Raisin' the Bar for Bread Ingredients

  1. Top of page
  2. Salt/Vinegar Interactions May Allow Reduction in Salty Foods
  3. Storage Conditions Studied for Blueberries
  4. A Better Way to Avoid Salmonella on Alfalfa Sprouts
  5. Measuring the Quality of Sour
  6. Knowing Your Onions
  7. Open Sesame—Better Roasting Improves Oil and Flour
  8. Raisin' the Bar for Bread Ingredients
  9. Improving Shelf Life of Pure Gold

In “Application of Raisin Extracts as Preservatives in Liquid Bread and Bread Systems”, researchers from North Dakota State and Embassy Flavors, a Canadian ingredient company, studied the effect of raisin-based ingredients on populations of B. licheniformis and B. subtilis, as well as Aspergillus flavus and Penicillium chrysogenum. Liquid raisin concentrate (RJC) and raisin paste were tested for antifungal activity in liquid bread model system and bread. In the liquid bread model, concentrations as low as 20 and 36 mg crude extract or RJC per gram media significantly (P < 0.05) reduced the populations of the molds at 80 and 470 mg crude extract per gram media, respectively. Bread formulas containing 7.5% of a water extract (equivalent to 70mg extract per gram dough) or RJC (70mg/g dough) produced bread that had equivalent mold-free shelf life. The mean mold-free shelf life of the bread containing 7.5% water extract was 18.1 ± 3.3 d at room temperature while the negative control was mold free for 9.4 ± 2.4 d. The antifungal efficacy of the extracts in bread was equivalent to 0.24% calcium propionate in 21 d of storage. Doubling the concentration of the extract did not improve the mold-retarding property in bread. The bread containing raisin paste, the percentage of which in dough was equivalent to 15% raisin extract, exhibited a stronger antifungal activity than did the extracts in bread.
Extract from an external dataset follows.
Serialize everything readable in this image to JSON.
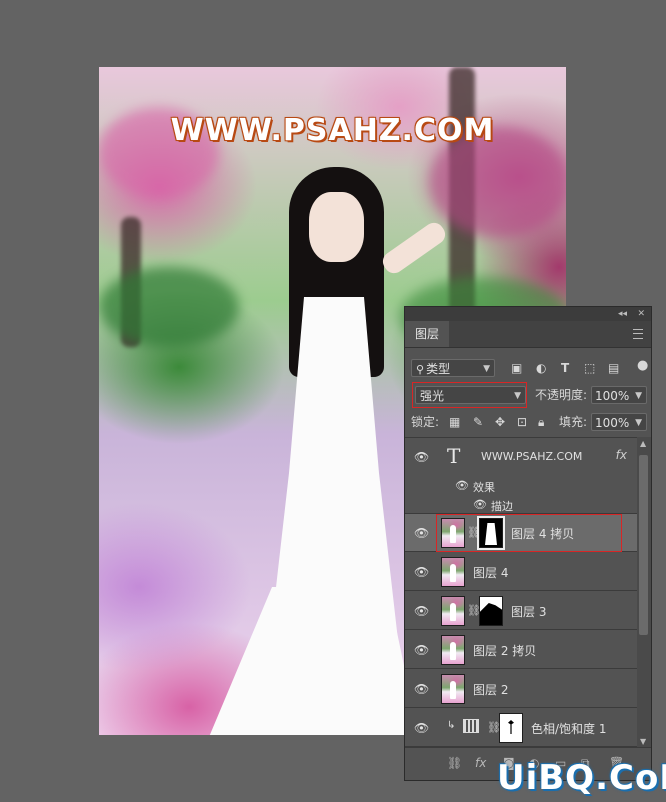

Why does it work? Raisins contain high levels of the natural preservative propionic acid and have been shown to have antimicrobial activities. Raisin syrup or raisin juice concentrate contains 500 to 600 mg/kg of propionic acid (Cantor 1996), and is used as a natural preservative in breads. Raisins allow the baker to reduce or eliminate the use of synthetic preservatives and extend the shelf life of products in a natural way. Besides propionic acid, phenolic compounds and Maillard reaction products (MRP) in raisins may also contribute to raisin antimicrobial activity. M177-184

Improving Shelf Life of Pure Gold

  1. Top of page
  2. Salt/Vinegar Interactions May Allow Reduction in Salty Foods
  3. Storage Conditions Studied for Blueberries
  4. A Better Way to Avoid Salmonella on Alfalfa Sprouts
  5. Measuring the Quality of Sour
  6. Knowing Your Onions
  7. Open Sesame—Better Roasting Improves Oil and Flour
  8. Raisin' the Bar for Bread Ingredients
  9. Improving Shelf Life of Pure Gold

… Or at least a product worth about as much. Black truffles are highly prized and extremely expensive. They also last only a few days, and carry lots of different bacteria along the way. In “Irradiation Treatments to Improve the Shelf Life of Fresh Black Truffles (Truffles Preservation by Gamma-Rays)”, a group of Italian researchers expound on the possibility of making the wild truffle a little more domestic in its habits, losing at least part of the bacterial miasma that comes with the expensive little treasure. Gamma radiation appears to help the situation, and preserve flavor and texture better than other methods have done. M196-200